He gave it a thumbs up.

Tough Stuff

One Orvis staffer told me their exclusive thermoplastic resin technology actually placed them ahead of the competitors they’d lagged behind for so many years; they were able to build extremely light fly rods that weren’t brittle or fragile.

Time will be the judge of the truth of that statement, but I’ll say this – it certainly seems durable. Orvis is going to cringe when they read this, but twice I smacked the Helios very hard against solid, non-moving objects, and both times I was practicing the traditional “my Wonderdog broke your rod” excuses while examining the tip.

No breaks, no cracks, no excuses — not even after fishing the rod a couple times since.

That’s not exactly conclusive laboratory evidence, but it’s the kind of thing that allows a rod company to offer a long-term, no-questions warranty without breaking out in a rash.

The Beauty of High Modulus

Here I’ll make an embarrassing admission; on long casts, my tip (fly rod tip) tends to wander a bit, and low modulus materials often amplify that.

It’s one area where high modulus works well, and in this case, it was true. High modulus rods are also good nymph rods; they’re light — so highsticking all day doesn’t warp your shoulder — and they react very quickly for a more positive hookset.

Naturally, I can’t comment directly on those characteristics because I’m an effete dry fly fisher who rarely nymphs, but if you’re into lightweight rods for nymphing – a wholly quantifiable characteristic — then the break-resistant Helios is probably a worth a try.

The Rod

The Helios I fished was a prototype — and one of the few things I learned about the production models (which a little Woodward & Bernstein work tells me will be called “Zero Gravity Helios” rods) is the blanks will remain an attractive olive-colored blank but the wraps will be different — probably a deeper burgundy. [Update: Wrong. The blanks are dark colored in the final production models, and the reel seats are different from the photograph]

In the pursuit of lower overall rod weight, Orvis abandoned their attractive skeletonized reel seat from the Zero Gravity rods in favor of a seat with a graphite insert.

I liked the old one, but don’t have any significant problems with the new one, which hold reels tightly. It just doesn’t look as nice.

I will admit to disliking the 7″ Orvis cork grip, which most would call a “superfine” style.

It’s too long for a rod this length and weight, and even worse, I’m a total crank about grips, and believe the superfine and Western style grips that come with most modern graphite rods aren’t very comfortable over a long day of fishing.

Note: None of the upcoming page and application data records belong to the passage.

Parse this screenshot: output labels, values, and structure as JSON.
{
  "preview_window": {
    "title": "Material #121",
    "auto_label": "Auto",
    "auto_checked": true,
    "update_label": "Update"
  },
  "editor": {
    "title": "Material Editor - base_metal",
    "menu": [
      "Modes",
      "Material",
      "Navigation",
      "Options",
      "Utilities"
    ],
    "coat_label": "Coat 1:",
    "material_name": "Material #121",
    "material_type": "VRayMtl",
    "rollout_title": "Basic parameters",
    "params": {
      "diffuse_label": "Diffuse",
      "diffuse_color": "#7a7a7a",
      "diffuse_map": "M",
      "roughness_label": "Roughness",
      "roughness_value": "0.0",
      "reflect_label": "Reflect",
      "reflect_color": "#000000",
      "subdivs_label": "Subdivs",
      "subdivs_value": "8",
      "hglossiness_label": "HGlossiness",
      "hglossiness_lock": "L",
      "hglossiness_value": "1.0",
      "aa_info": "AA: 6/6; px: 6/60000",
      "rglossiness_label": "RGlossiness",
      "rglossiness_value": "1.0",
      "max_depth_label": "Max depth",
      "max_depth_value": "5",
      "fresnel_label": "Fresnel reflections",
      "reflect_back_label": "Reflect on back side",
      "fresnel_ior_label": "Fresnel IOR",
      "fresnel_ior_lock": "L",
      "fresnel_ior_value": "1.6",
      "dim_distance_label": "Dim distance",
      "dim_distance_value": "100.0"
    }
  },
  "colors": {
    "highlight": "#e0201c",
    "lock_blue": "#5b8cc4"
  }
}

In other words, the whole industry is wrong, and I’m right. (Just for context.)

Let’s chalk that up to a personal gripe, and hope that the rest of the world starts conforming to my singular view of the universe.

The Last Cast

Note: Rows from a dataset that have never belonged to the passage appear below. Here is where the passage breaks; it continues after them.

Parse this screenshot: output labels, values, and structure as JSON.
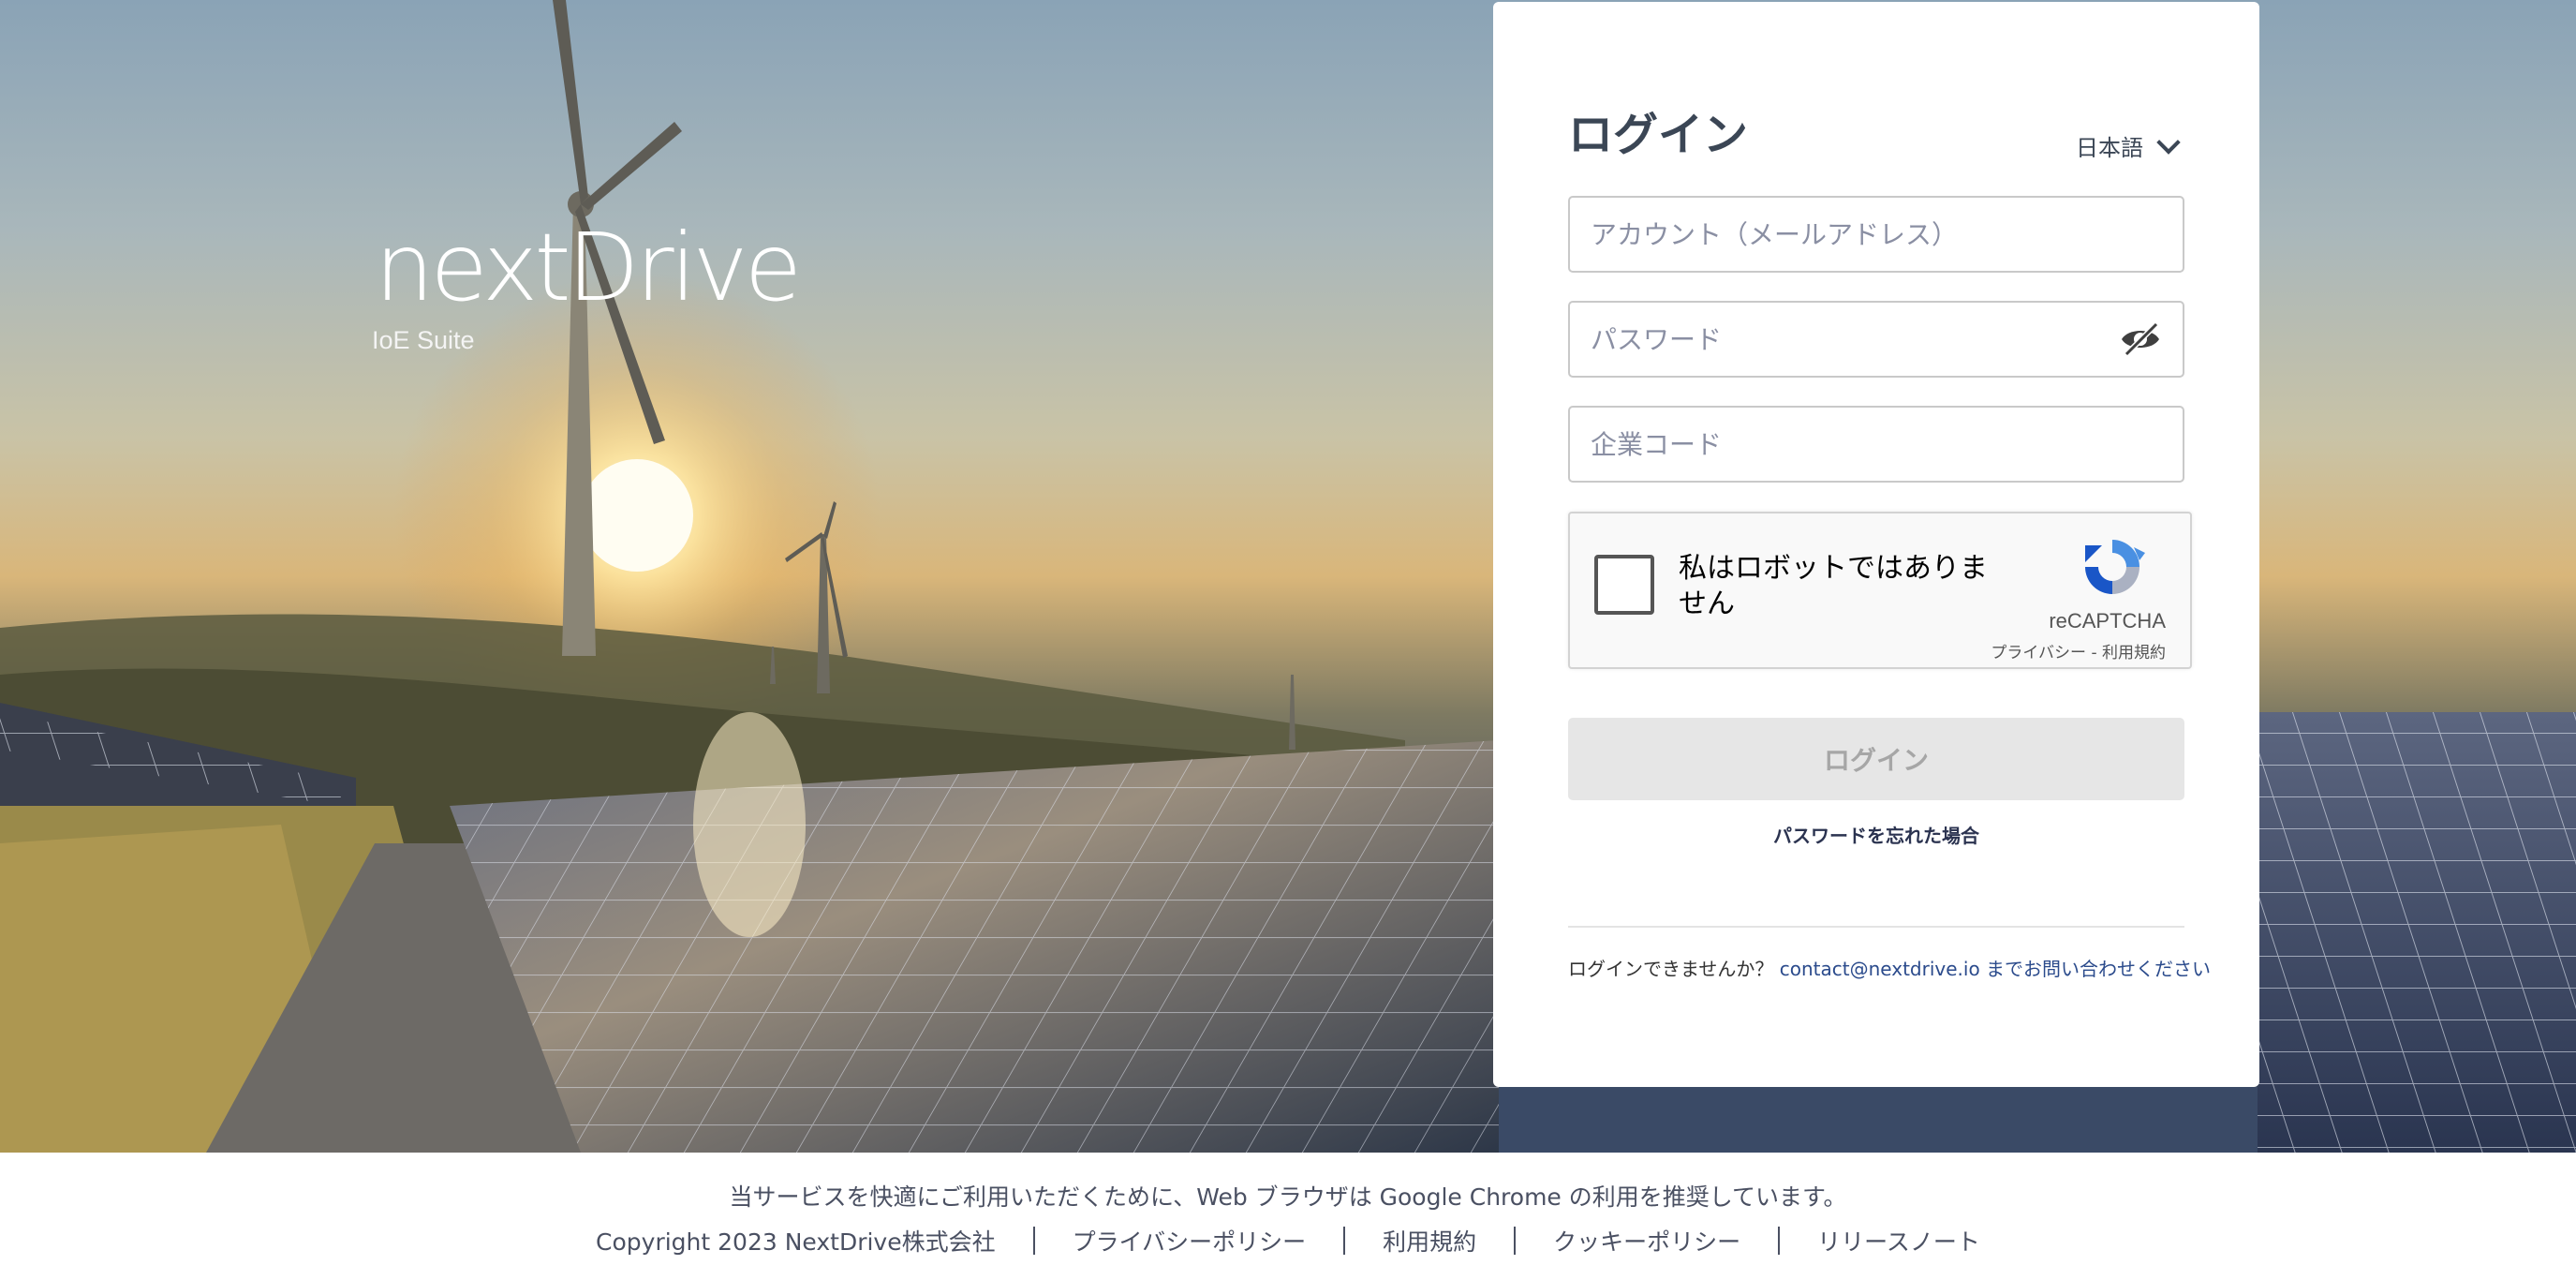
{
  "brand": {
    "logo_word": "nextDrive",
    "logo_sub": "IoE Suite"
  },
  "login": {
    "title": "ログイン",
    "language": "日本語",
    "account_placeholder": "アカウント（メールアドレス）",
    "password_placeholder": "パスワード",
    "company_placeholder": "企業コード",
    "recaptcha": {
      "label": "私はロボットではありません",
      "brand": "reCAPTCHA",
      "terms": "プライバシー - 利用規約"
    },
    "submit_label": "ログイン",
    "forgot_password": "パスワードを忘れた場合",
    "help": {
      "prefix": "ログインできませんか？",
      "email": "contact@nextdrive.io",
      "suffix": "までお問い合わせください"
    }
  },
  "footer": {
    "browser_note": "当サービスを快適にご利用いただくために、Web ブラウザは Google Chrome の利用を推奨しています。",
    "links": [
      "Copyright 2023 NextDrive株式会社",
      "プライバシーポリシー",
      "利用規約",
      "クッキーポリシー",
      "リリースノート"
    ]
  },
  "colors": {
    "title": "#3b4655",
    "button_disabled_bg": "#e6e6e6",
    "button_disabled_text": "#a6a6a6",
    "link": "#2b4b8c",
    "footer_text": "#4a5062"
  },
  "icons": [
    "eye-off-icon",
    "chevron-down-icon",
    "recaptcha-logo-icon"
  ]
}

Orvis is going to make a lot of noise about the feather-esque heft of their Zero Gravity Helios rods, and in a marketing-oriented universe, it makes perfect sense.

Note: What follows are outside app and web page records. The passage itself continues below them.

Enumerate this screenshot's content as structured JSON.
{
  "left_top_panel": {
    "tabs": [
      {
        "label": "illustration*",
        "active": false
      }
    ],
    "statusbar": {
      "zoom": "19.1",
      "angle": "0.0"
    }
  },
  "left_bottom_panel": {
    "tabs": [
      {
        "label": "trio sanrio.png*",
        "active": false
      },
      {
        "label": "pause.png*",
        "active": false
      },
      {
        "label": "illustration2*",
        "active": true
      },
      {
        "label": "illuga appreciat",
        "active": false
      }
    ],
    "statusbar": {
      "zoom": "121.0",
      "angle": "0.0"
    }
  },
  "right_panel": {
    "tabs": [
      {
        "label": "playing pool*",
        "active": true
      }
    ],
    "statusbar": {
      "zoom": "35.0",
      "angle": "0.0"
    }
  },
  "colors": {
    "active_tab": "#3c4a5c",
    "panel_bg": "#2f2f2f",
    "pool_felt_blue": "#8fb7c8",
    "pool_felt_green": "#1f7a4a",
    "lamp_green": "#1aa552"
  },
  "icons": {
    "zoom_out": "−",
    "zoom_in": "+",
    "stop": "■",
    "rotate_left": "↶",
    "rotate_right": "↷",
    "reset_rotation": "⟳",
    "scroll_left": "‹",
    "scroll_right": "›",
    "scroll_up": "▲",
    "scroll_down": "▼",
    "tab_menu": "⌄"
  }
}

Still, I happily fish rods several ounces heavier than the 8.5′ Helios, so the durability and fishability of the of the Helios is a more useful concept to me than the weight.

Given my frequent rants against brittle fly rods — which can ruin a day, if not a trip — I’ve gotta believe Orvis is onto something here.

Still, the measure of any fly rod is how it fishes, and I was nicely surprised by the smoothness of the Helios, though it lacks the smooth, like buttah feedback of my heavier, low-modulus rods.

If I nymphed a lot I probably would own a rod like this, and if I was casting all day from a wind-besieged drift boat, I’d be damned happy I’d brought this thing along.

If I was a dealer, the whole package — the blank, the really nice tube, the cosmetics… they’d make me happy. It’s about time they started making graphite rods that didn’t look like military radio antennas.

By any account Orvis fell behind the “cutting edge” rod companies during the boom years of the 1990s and early 2000s, and their attempts to catch up weren’t always graceful.

It’s possible they’re now racing ahead of the pack, though the Sage, Winston and other partisans will no doubt have something to say about that.

Since this is the original Orvis Helios Rod and Orvis has come out with the Helios 2 and the Helios 3, view Orvis Rods and more products on Amazon!